━━ AVAILABLE RECORDS ━━

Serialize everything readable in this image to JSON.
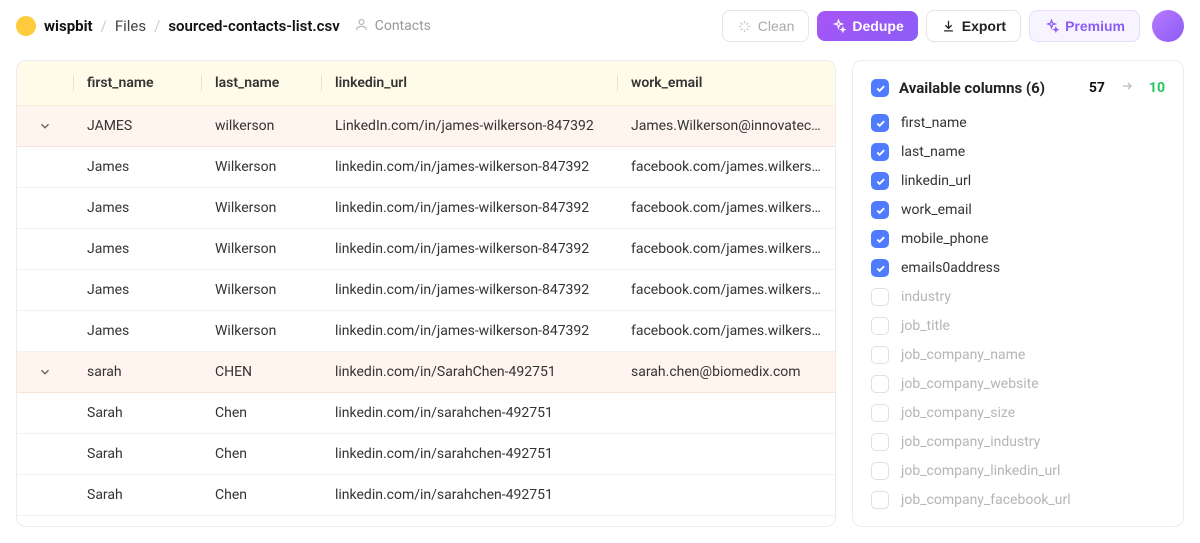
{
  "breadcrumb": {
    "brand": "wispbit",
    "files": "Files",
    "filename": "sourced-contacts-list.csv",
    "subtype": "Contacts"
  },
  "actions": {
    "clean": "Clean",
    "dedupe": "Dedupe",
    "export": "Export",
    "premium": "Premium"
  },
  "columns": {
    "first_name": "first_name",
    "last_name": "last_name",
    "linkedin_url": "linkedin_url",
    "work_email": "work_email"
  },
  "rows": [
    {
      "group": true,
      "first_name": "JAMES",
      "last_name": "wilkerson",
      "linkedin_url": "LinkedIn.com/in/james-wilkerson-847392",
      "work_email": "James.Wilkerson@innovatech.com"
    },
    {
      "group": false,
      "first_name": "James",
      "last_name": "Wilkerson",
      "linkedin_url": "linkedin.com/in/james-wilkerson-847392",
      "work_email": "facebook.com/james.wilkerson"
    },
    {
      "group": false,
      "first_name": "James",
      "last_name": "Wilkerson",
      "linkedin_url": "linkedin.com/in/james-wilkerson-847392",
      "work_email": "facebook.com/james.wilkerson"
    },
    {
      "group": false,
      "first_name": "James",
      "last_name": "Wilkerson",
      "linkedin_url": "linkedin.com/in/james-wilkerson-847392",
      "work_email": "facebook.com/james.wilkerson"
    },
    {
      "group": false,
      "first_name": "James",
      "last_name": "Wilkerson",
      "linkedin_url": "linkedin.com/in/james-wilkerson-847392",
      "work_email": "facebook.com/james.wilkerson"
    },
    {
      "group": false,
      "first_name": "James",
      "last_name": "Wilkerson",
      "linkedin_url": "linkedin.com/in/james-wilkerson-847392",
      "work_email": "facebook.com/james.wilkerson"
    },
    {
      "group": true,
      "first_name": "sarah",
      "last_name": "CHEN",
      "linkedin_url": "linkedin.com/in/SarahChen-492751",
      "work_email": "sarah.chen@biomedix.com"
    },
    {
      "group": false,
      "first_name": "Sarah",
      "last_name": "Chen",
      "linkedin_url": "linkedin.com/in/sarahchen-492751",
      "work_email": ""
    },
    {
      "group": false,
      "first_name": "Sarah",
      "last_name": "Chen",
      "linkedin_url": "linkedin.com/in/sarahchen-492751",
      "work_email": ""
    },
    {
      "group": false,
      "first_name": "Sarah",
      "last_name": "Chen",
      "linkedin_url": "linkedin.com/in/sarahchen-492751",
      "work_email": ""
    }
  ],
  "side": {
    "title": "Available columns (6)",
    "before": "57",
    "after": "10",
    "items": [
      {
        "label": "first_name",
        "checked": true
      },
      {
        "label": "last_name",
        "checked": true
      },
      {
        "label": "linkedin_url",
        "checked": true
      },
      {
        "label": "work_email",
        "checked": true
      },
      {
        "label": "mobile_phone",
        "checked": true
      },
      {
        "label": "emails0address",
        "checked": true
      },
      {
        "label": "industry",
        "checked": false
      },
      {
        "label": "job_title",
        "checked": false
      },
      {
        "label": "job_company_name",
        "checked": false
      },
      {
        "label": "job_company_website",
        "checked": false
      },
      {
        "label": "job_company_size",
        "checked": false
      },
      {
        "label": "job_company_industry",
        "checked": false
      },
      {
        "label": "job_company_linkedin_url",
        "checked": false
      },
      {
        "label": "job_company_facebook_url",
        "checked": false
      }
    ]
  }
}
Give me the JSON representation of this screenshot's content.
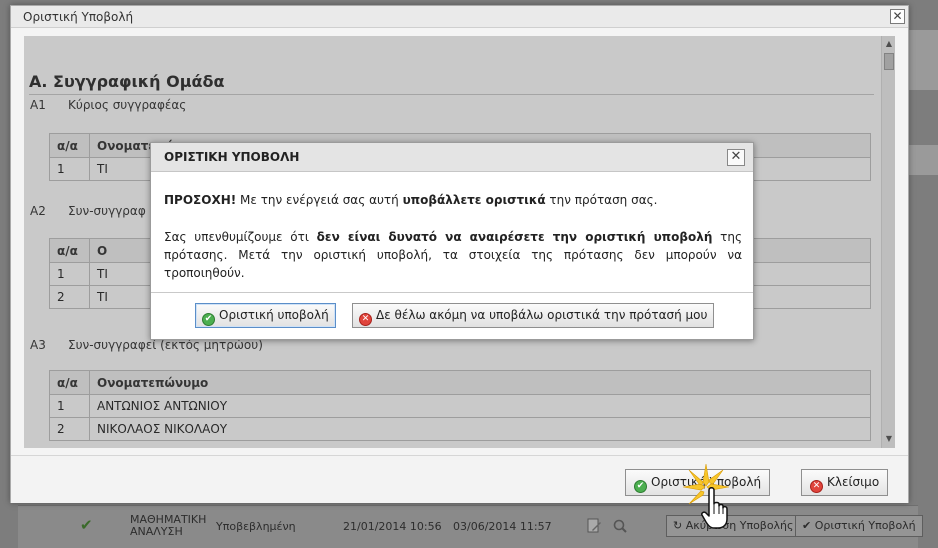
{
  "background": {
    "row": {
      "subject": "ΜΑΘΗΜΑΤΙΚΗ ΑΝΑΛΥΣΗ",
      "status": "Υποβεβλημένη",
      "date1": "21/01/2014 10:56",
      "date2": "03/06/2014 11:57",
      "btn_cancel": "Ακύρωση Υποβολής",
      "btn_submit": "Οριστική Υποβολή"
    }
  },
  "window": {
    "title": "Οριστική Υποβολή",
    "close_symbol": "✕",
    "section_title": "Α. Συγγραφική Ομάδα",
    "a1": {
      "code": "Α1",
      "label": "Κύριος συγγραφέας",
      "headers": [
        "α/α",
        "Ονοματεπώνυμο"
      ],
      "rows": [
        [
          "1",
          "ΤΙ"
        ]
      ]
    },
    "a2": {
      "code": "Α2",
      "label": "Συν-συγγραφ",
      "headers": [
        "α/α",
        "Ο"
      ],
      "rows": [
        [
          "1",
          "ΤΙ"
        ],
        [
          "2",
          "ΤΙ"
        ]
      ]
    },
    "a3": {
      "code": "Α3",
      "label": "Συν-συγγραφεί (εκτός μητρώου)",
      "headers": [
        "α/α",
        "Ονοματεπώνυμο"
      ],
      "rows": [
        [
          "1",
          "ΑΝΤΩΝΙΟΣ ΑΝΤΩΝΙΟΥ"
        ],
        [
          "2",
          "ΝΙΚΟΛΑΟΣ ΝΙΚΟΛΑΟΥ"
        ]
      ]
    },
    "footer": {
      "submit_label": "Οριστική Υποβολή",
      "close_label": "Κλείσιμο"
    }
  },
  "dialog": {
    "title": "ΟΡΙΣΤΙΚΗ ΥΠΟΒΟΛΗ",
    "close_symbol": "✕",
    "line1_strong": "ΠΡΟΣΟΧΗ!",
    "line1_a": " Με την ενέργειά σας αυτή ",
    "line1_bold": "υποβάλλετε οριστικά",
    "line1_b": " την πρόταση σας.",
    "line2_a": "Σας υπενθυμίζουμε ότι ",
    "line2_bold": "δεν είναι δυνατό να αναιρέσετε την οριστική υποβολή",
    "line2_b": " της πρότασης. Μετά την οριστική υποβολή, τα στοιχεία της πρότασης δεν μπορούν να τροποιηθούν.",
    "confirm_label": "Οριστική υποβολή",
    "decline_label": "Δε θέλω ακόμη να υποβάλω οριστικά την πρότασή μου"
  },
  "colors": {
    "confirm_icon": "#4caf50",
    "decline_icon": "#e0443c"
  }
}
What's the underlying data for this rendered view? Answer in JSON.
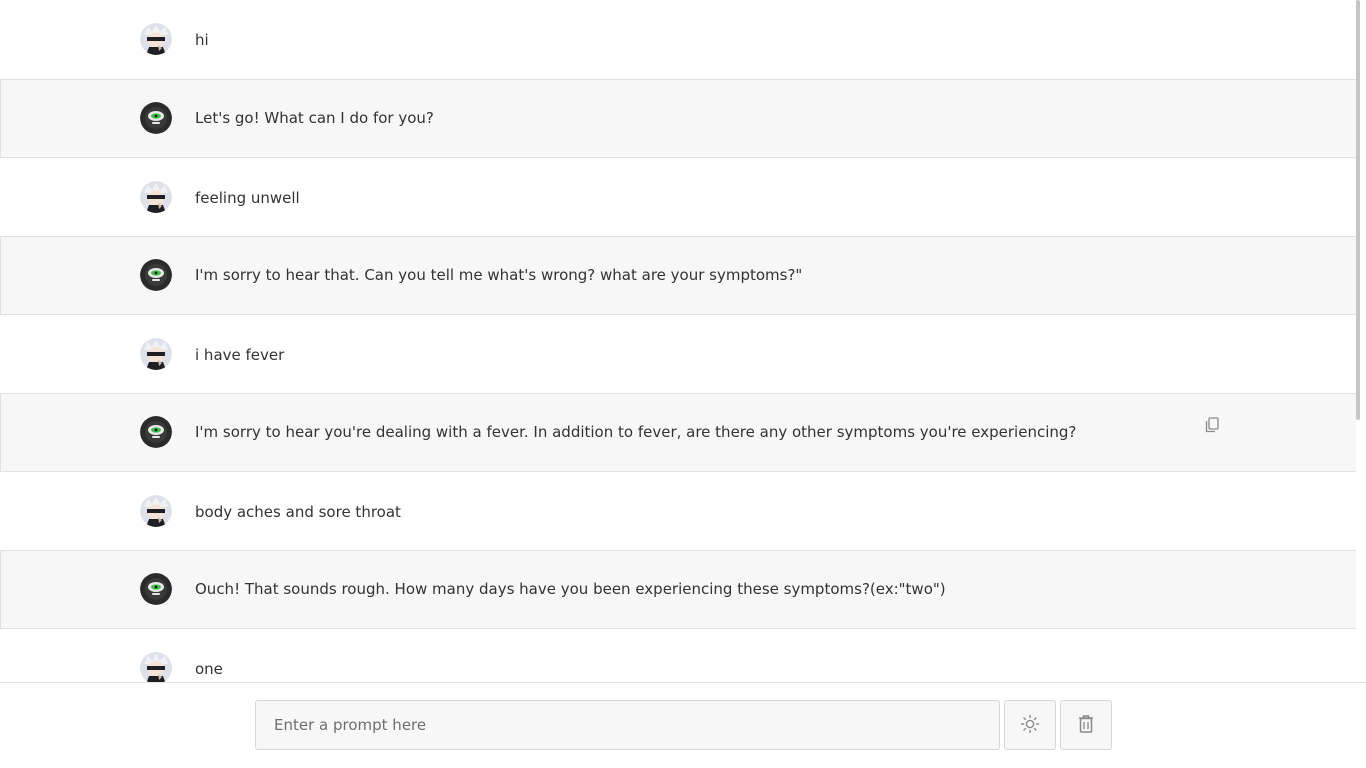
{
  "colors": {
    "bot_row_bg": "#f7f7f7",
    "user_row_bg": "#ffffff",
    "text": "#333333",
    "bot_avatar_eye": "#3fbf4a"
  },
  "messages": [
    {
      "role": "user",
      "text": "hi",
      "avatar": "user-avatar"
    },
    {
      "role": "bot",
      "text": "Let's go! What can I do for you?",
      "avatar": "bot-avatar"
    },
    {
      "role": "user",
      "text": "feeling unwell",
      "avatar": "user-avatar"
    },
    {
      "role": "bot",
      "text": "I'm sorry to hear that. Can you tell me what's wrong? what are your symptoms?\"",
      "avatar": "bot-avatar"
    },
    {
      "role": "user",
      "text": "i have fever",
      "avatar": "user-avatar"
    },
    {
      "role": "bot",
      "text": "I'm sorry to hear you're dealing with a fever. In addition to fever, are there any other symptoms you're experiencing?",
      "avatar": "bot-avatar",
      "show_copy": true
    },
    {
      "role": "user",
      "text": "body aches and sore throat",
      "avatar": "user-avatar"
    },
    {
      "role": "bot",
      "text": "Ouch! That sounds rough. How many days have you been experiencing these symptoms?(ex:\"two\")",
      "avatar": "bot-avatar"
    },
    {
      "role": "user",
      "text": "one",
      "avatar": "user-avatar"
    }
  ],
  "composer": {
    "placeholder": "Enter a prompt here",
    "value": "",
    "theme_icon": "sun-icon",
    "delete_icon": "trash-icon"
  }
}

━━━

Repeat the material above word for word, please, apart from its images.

Serialize everything readable in this image to JSON.
{
  "breadcrumb": {
    "brand": "wispbit",
    "files": "Files",
    "filename": "sourced-contacts-list.csv",
    "subtype": "Contacts"
  },
  "actions": {
    "clean": "Clean",
    "dedupe": "Dedupe",
    "export": "Export",
    "premium": "Premium"
  },
  "columns": {
    "first_name": "first_name",
    "last_name": "last_name",
    "linkedin_url": "linkedin_url",
    "work_email": "work_email"
  },
  "rows": [
    {
      "group": true,
      "first_name": "JAMES",
      "last_name": "wilkerson",
      "linkedin_url": "LinkedIn.com/in/james-wilkerson-847392",
      "work_email": "James.Wilkerson@innovatech.com"
    },
    {
      "group": false,
      "first_name": "James",
      "last_name": "Wilkerson",
      "linkedin_url": "linkedin.com/in/james-wilkerson-847392",
      "work_email": "facebook.com/james.wilkerson"
    },
    {
      "group": false,
      "first_name": "James",
      "last_name": "Wilkerson",
      "linkedin_url": "linkedin.com/in/james-wilkerson-847392",
      "work_email": "facebook.com/james.wilkerson"
    },
    {
      "group": false,
      "first_name": "James",
      "last_name": "Wilkerson",
      "linkedin_url": "linkedin.com/in/james-wilkerson-847392",
      "work_email": "facebook.com/james.wilkerson"
    },
    {
      "group": false,
      "first_name": "James",
      "last_name": "Wilkerson",
      "linkedin_url": "linkedin.com/in/james-wilkerson-847392",
      "work_email": "facebook.com/james.wilkerson"
    },
    {
      "group": false,
      "first_name": "James",
      "last_name": "Wilkerson",
      "linkedin_url": "linkedin.com/in/james-wilkerson-847392",
      "work_email": "facebook.com/james.wilkerson"
    },
    {
      "group": true,
      "first_name": "sarah",
      "last_name": "CHEN",
      "linkedin_url": "linkedin.com/in/SarahChen-492751",
      "work_email": "sarah.chen@biomedix.com"
    },
    {
      "group": false,
      "first_name": "Sarah",
      "last_name": "Chen",
      "linkedin_url": "linkedin.com/in/sarahchen-492751",
      "work_email": ""
    },
    {
      "group": false,
      "first_name": "Sarah",
      "last_name": "Chen",
      "linkedin_url": "linkedin.com/in/sarahchen-492751",
      "work_email": ""
    },
    {
      "group": false,
      "first_name": "Sarah",
      "last_name": "Chen",
      "linkedin_url": "linkedin.com/in/sarahchen-492751",
      "work_email": ""
    }
  ],
  "side": {
    "title": "Available columns (6)",
    "before": "57",
    "after": "10",
    "items": [
      {
        "label": "first_name",
        "checked": true
      },
      {
        "label": "last_name",
        "checked": true
      },
      {
        "label": "linkedin_url",
        "checked": true
      },
      {
        "label": "work_email",
        "checked": true
      },
      {
        "label": "mobile_phone",
        "checked": true
      },
      {
        "label": "emails0address",
        "checked": true
      },
      {
        "label": "industry",
        "checked": false
      },
      {
        "label": "job_title",
        "checked": false
      },
      {
        "label": "job_company_name",
        "checked": false
      },
      {
        "label": "job_company_website",
        "checked": false
      },
      {
        "label": "job_company_size",
        "checked": false
      },
      {
        "label": "job_company_industry",
        "checked": false
      },
      {
        "label": "job_company_linkedin_url",
        "checked": false
      },
      {
        "label": "job_company_facebook_url",
        "checked": false
      }
    ]
  }
}
Give me the JSON representation of this screenshot's content.
{
  "background": {
    "row": {
      "subject": "ΜΑΘΗΜΑΤΙΚΗ ΑΝΑΛΥΣΗ",
      "status": "Υποβεβλημένη",
      "date1": "21/01/2014 10:56",
      "date2": "03/06/2014 11:57",
      "btn_cancel": "Ακύρωση Υποβολής",
      "btn_submit": "Οριστική Υποβολή"
    }
  },
  "window": {
    "title": "Οριστική Υποβολή",
    "close_symbol": "✕",
    "section_title": "Α. Συγγραφική Ομάδα",
    "a1": {
      "code": "Α1",
      "label": "Κύριος συγγραφέας",
      "headers": [
        "α/α",
        "Ονοματεπώνυμο"
      ],
      "rows": [
        [
          "1",
          "ΤΙ"
        ]
      ]
    },
    "a2": {
      "code": "Α2",
      "label": "Συν-συγγραφ",
      "headers": [
        "α/α",
        "Ο"
      ],
      "rows": [
        [
          "1",
          "ΤΙ"
        ],
        [
          "2",
          "ΤΙ"
        ]
      ]
    },
    "a3": {
      "code": "Α3",
      "label": "Συν-συγγραφεί (εκτός μητρώου)",
      "headers": [
        "α/α",
        "Ονοματεπώνυμο"
      ],
      "rows": [
        [
          "1",
          "ΑΝΤΩΝΙΟΣ ΑΝΤΩΝΙΟΥ"
        ],
        [
          "2",
          "ΝΙΚΟΛΑΟΣ ΝΙΚΟΛΑΟΥ"
        ]
      ]
    },
    "footer": {
      "submit_label": "Οριστική Υποβολή",
      "close_label": "Κλείσιμο"
    }
  },
  "dialog": {
    "title": "ΟΡΙΣΤΙΚΗ ΥΠΟΒΟΛΗ",
    "close_symbol": "✕",
    "line1_strong": "ΠΡΟΣΟΧΗ!",
    "line1_a": " Με την ενέργειά σας αυτή ",
    "line1_bold": "υποβάλλετε οριστικά",
    "line1_b": " την πρόταση σας.",
    "line2_a": "Σας υπενθυμίζουμε ότι ",
    "line2_bold": "δεν είναι δυνατό να αναιρέσετε την οριστική υποβολή",
    "line2_b": " της πρότασης. Μετά την οριστική υποβολή, τα στοιχεία της πρότασης δεν μπορούν να τροποιηθούν.",
    "confirm_label": "Οριστική υποβολή",
    "decline_label": "Δε θέλω ακόμη να υποβάλω οριστικά την πρότασή μου"
  },
  "colors": {
    "confirm_icon": "#4caf50",
    "decline_icon": "#e0443c"
  }
}
What's the underlying data for this rendered view? Answer in JSON.
{
  "colors": {
    "bot_row_bg": "#f7f7f7",
    "user_row_bg": "#ffffff",
    "text": "#333333",
    "bot_avatar_eye": "#3fbf4a"
  },
  "messages": [
    {
      "role": "user",
      "text": "hi",
      "avatar": "user-avatar"
    },
    {
      "role": "bot",
      "text": "Let's go! What can I do for you?",
      "avatar": "bot-avatar"
    },
    {
      "role": "user",
      "text": "feeling unwell",
      "avatar": "user-avatar"
    },
    {
      "role": "bot",
      "text": "I'm sorry to hear that. Can you tell me what's wrong? what are your symptoms?\"",
      "avatar": "bot-avatar"
    },
    {
      "role": "user",
      "text": "i have fever",
      "avatar": "user-avatar"
    },
    {
      "role": "bot",
      "text": "I'm sorry to hear you're dealing with a fever. In addition to fever, are there any other symptoms you're experiencing?",
      "avatar": "bot-avatar",
      "show_copy": true
    },
    {
      "role": "user",
      "text": "body aches and sore throat",
      "avatar": "user-avatar"
    },
    {
      "role": "bot",
      "text": "Ouch! That sounds rough. How many days have you been experiencing these symptoms?(ex:\"two\")",
      "avatar": "bot-avatar"
    },
    {
      "role": "user",
      "text": "one",
      "avatar": "user-avatar"
    }
  ],
  "composer": {
    "placeholder": "Enter a prompt here",
    "value": "",
    "theme_icon": "sun-icon",
    "delete_icon": "trash-icon"
  }
}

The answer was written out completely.